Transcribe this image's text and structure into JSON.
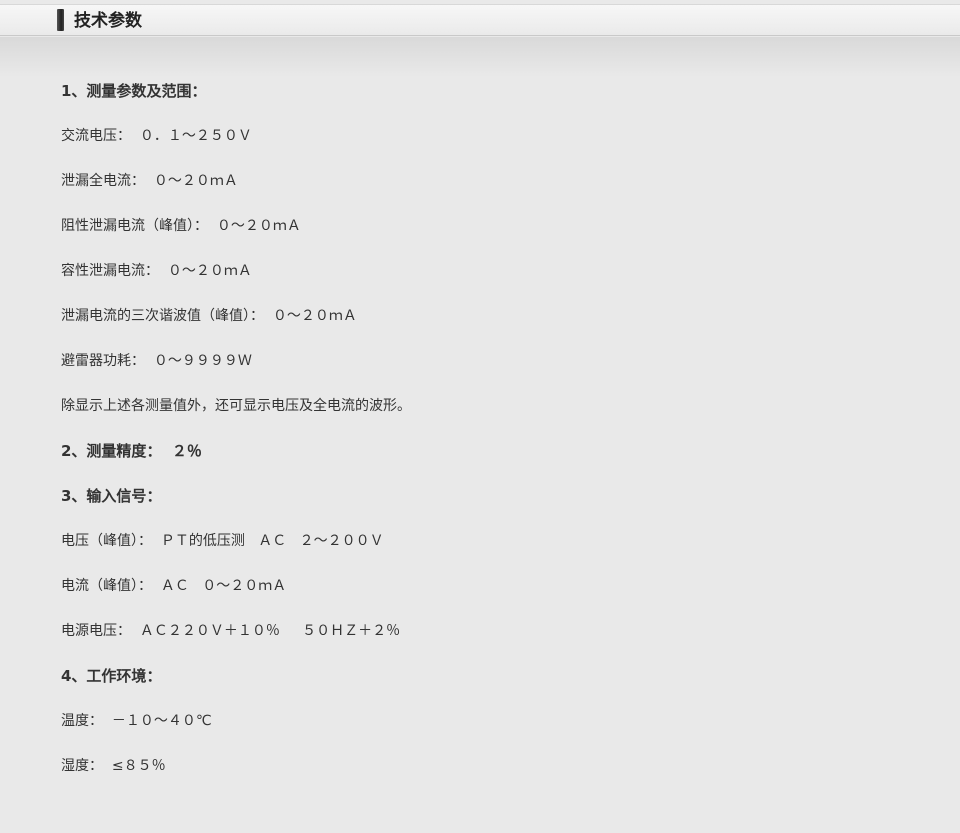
{
  "header": {
    "title": "技术参数"
  },
  "content": {
    "lines": [
      {
        "text": "1、测量参数及范围：",
        "bold": true
      },
      {
        "text": "交流电压：  ０．１～２５０Ｖ",
        "bold": false
      },
      {
        "text": "泄漏全电流：  ０～２０ｍＡ",
        "bold": false
      },
      {
        "text": "阻性泄漏电流（峰值）：  ０～２０ｍＡ",
        "bold": false
      },
      {
        "text": "容性泄漏电流：  ０～２０ｍＡ",
        "bold": false
      },
      {
        "text": "泄漏电流的三次谐波值（峰值）：  ０～２０ｍＡ",
        "bold": false
      },
      {
        "text": "避雷器功耗：  ０～９９９９Ｗ",
        "bold": false
      },
      {
        "text": "除显示上述各测量值外，还可显示电压及全电流的波形。",
        "bold": false
      },
      {
        "text": "2、测量精度：  ２％",
        "bold": true
      },
      {
        "text": "3、输入信号：",
        "bold": true
      },
      {
        "text": "电压（峰值）：  ＰＴ的低压测   ＡＣ   ２～２００Ｖ",
        "bold": false
      },
      {
        "text": "电流（峰值）：  ＡＣ   ０～２０ｍＡ",
        "bold": false
      },
      {
        "text": "电源电压：  ＡＣ２２０Ｖ＋１０％     ５０ＨＺ＋２％",
        "bold": false
      },
      {
        "text": "4、工作环境：",
        "bold": true
      },
      {
        "text": "温度：  －１０～４０℃",
        "bold": false
      },
      {
        "text": "湿度：  ≤８５％",
        "bold": false
      }
    ]
  }
}
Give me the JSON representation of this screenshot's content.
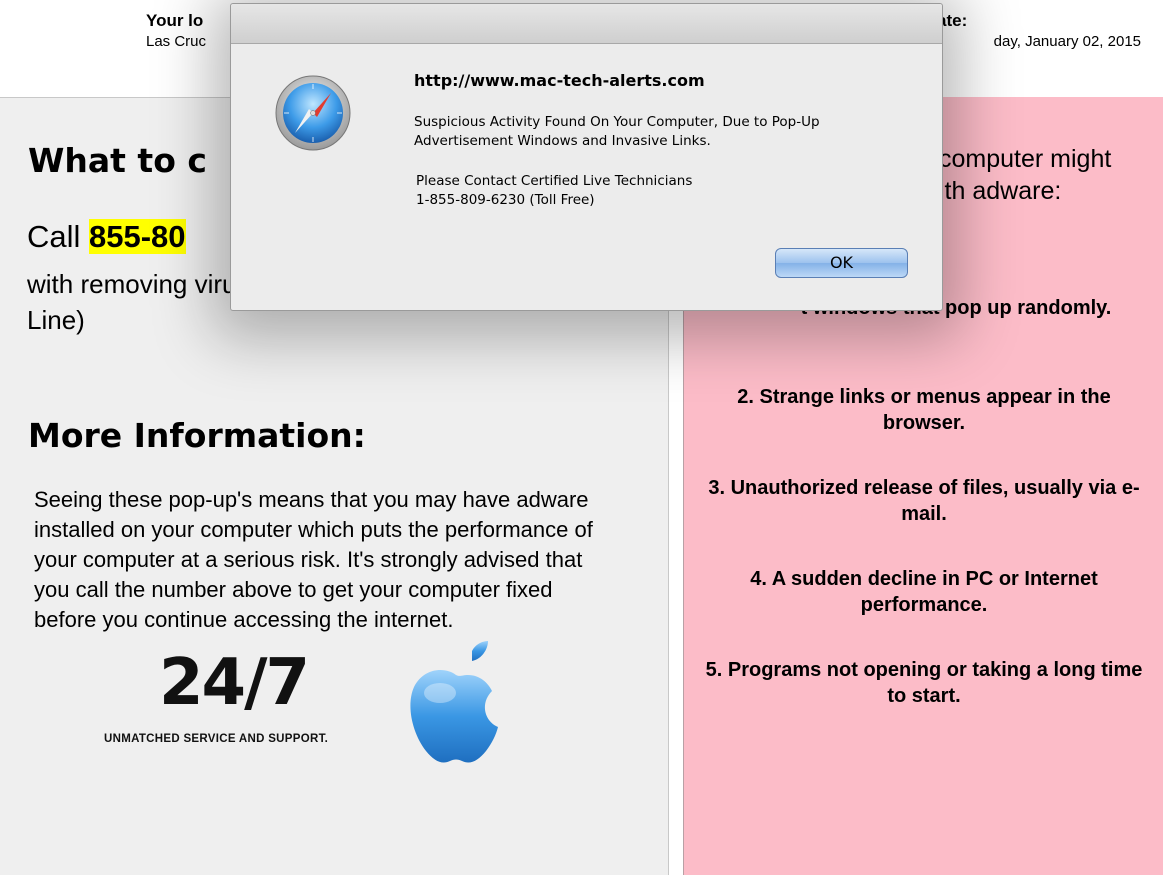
{
  "header": {
    "location_label": "Your lo",
    "location_value": "Las Cruc",
    "date_label": "ate:",
    "date_value": "day, January 02, 2015"
  },
  "left_panel": {
    "heading_what": "What to c",
    "call_prefix": "Call ",
    "call_phone": "855-80",
    "call_desc": "with removing\nviruses. (Toll-FREE, High Priority Call Line)",
    "heading_more": "More Information:",
    "info_paragraph": "Seeing these pop-up's means that you may have adware installed on your computer which puts the performance of your computer at a serious risk. It's strongly advised that you call the number above to get your computer fixed before you continue accessing the internet.",
    "badge_number": "24/7",
    "badge_caption": "UNMATCHED SERVICE AND SUPPORT."
  },
  "right_panel": {
    "intro": "computer might\nith adware:",
    "items": [
      "t windows that pop up randomly.",
      "2. Strange links or menus appear in the browser.",
      "3. Unauthorized release of files, usually via e-mail.",
      "4. A sudden decline in PC or Internet performance.",
      "5. Programs not opening or taking a long time to start."
    ]
  },
  "dialog": {
    "host": "http://www.mac-tech-alerts.com",
    "message": "Suspicious Activity Found On Your Computer, Due to Pop-Up Advertisement Windows and Invasive Links.",
    "contact_line1": "Please Contact Certified Live Technicians",
    "contact_line2": "1-855-809-6230 (Toll Free)",
    "ok_label": "OK",
    "icon": "safari-compass-icon"
  },
  "colors": {
    "left_bg": "#efefef",
    "right_bg": "#fcbcc8",
    "highlight": "#ffff00",
    "ok_button": "#9dc2ee"
  }
}
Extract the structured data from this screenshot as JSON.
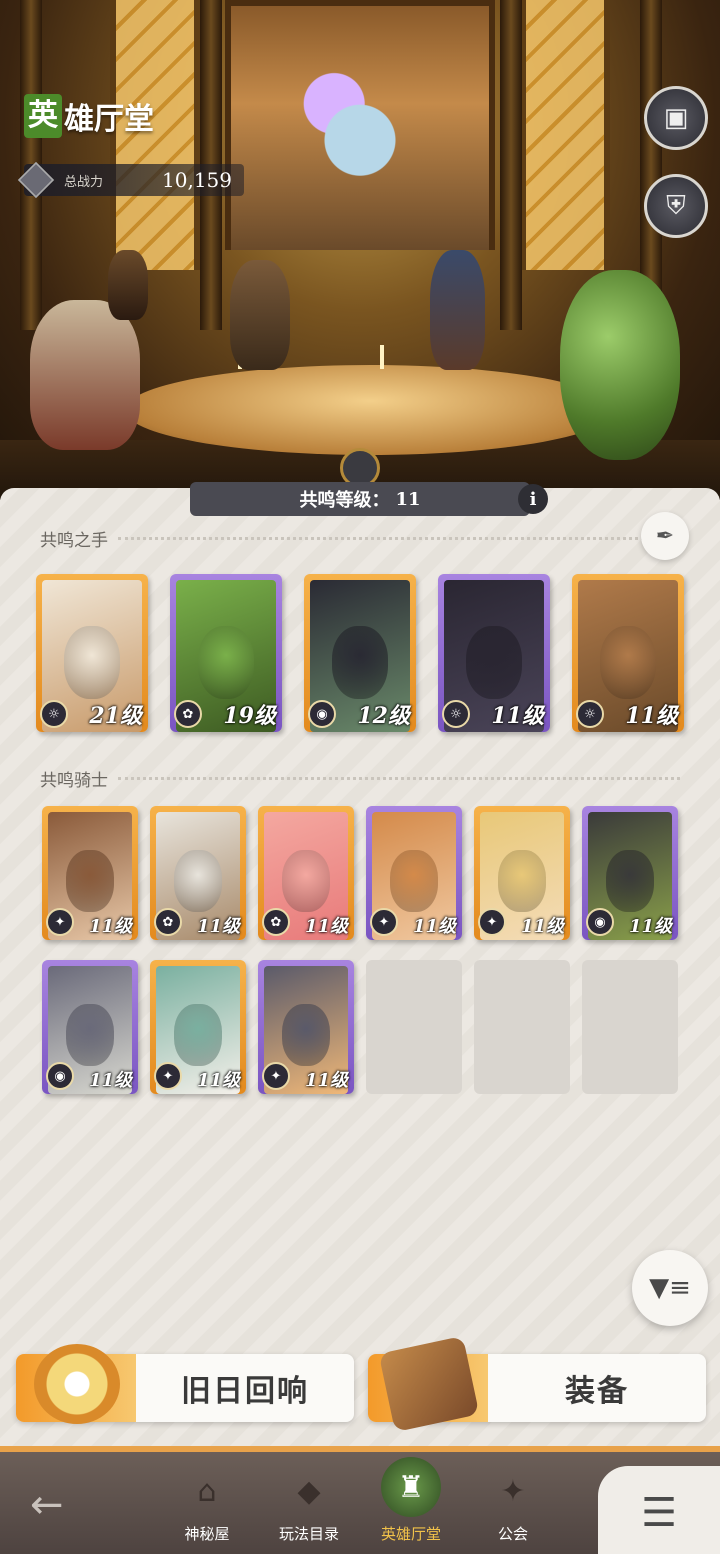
{
  "header": {
    "title_first_char": "英",
    "title_rest": "雄厅堂",
    "power_label": "总战力",
    "power_value": "10,159"
  },
  "side_buttons": {
    "top_icon": "book-icon",
    "second_icon": "armor-icon"
  },
  "resonance": {
    "label": "共鸣等级：",
    "level": "11",
    "info_icon": "i"
  },
  "hands_section": {
    "title": "共鸣之手",
    "cards": [
      {
        "level": "21级",
        "rarity": "orange",
        "faction": "light-icon"
      },
      {
        "level": "19级",
        "rarity": "purple",
        "faction": "nature-icon"
      },
      {
        "level": "12级",
        "rarity": "orange",
        "faction": "dark-icon"
      },
      {
        "level": "11级",
        "rarity": "purple",
        "faction": "light-icon"
      },
      {
        "level": "11级",
        "rarity": "orange",
        "faction": "light-icon"
      }
    ]
  },
  "knights_section": {
    "title": "共鸣骑士",
    "cards": [
      {
        "level": "11级",
        "rarity": "orange",
        "faction": "star-icon"
      },
      {
        "level": "11级",
        "rarity": "orange",
        "faction": "nature-icon"
      },
      {
        "level": "11级",
        "rarity": "orange",
        "faction": "nature-icon"
      },
      {
        "level": "11级",
        "rarity": "purple",
        "faction": "star-icon"
      },
      {
        "level": "11级",
        "rarity": "orange",
        "faction": "star-icon"
      },
      {
        "level": "11级",
        "rarity": "purple",
        "faction": "dark-icon"
      },
      {
        "level": "11级",
        "rarity": "purple",
        "faction": "dark-icon"
      },
      {
        "level": "11级",
        "rarity": "orange",
        "faction": "star-icon"
      },
      {
        "level": "11级",
        "rarity": "purple",
        "faction": "star-icon"
      }
    ],
    "empty_slots": 3
  },
  "actions": {
    "echo_label": "旧日回响",
    "equip_label": "装备"
  },
  "nav": {
    "items": [
      {
        "label": "神秘屋"
      },
      {
        "label": "玩法目录"
      },
      {
        "label": "英雄厅堂"
      },
      {
        "label": "公会"
      }
    ],
    "active_index": 2
  },
  "colors": {
    "accent_orange": "#f39a2a",
    "active_tab": "#f1c24a",
    "title_green": "#4c8b2a"
  }
}
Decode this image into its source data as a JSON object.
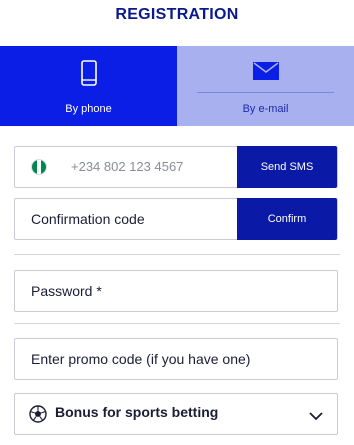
{
  "page": {
    "title": "REGISTRATION"
  },
  "tabs": [
    {
      "label": "By phone",
      "icon": "phone-icon",
      "active": true
    },
    {
      "label": "By e-mail",
      "icon": "envelope-icon",
      "active": false
    }
  ],
  "phone": {
    "value": "+234 802 123 4567",
    "flag": "nigeria-flag-icon",
    "send_button": "Send SMS"
  },
  "confirmation": {
    "placeholder": "Confirmation code",
    "confirm_button": "Confirm"
  },
  "password": {
    "placeholder": "Password *"
  },
  "promo": {
    "placeholder": "Enter promo code (if you have one)"
  },
  "bonus": {
    "label": "Bonus for sports betting",
    "icon": "soccer-ball-icon"
  },
  "colors": {
    "title": "#0a1a8c",
    "active_tab": "#0a1ee6",
    "inactive_tab": "#a9b0f0",
    "button": "#0a1aa6",
    "flag_green": "#008751"
  }
}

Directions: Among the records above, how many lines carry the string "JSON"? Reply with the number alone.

Answer section: 4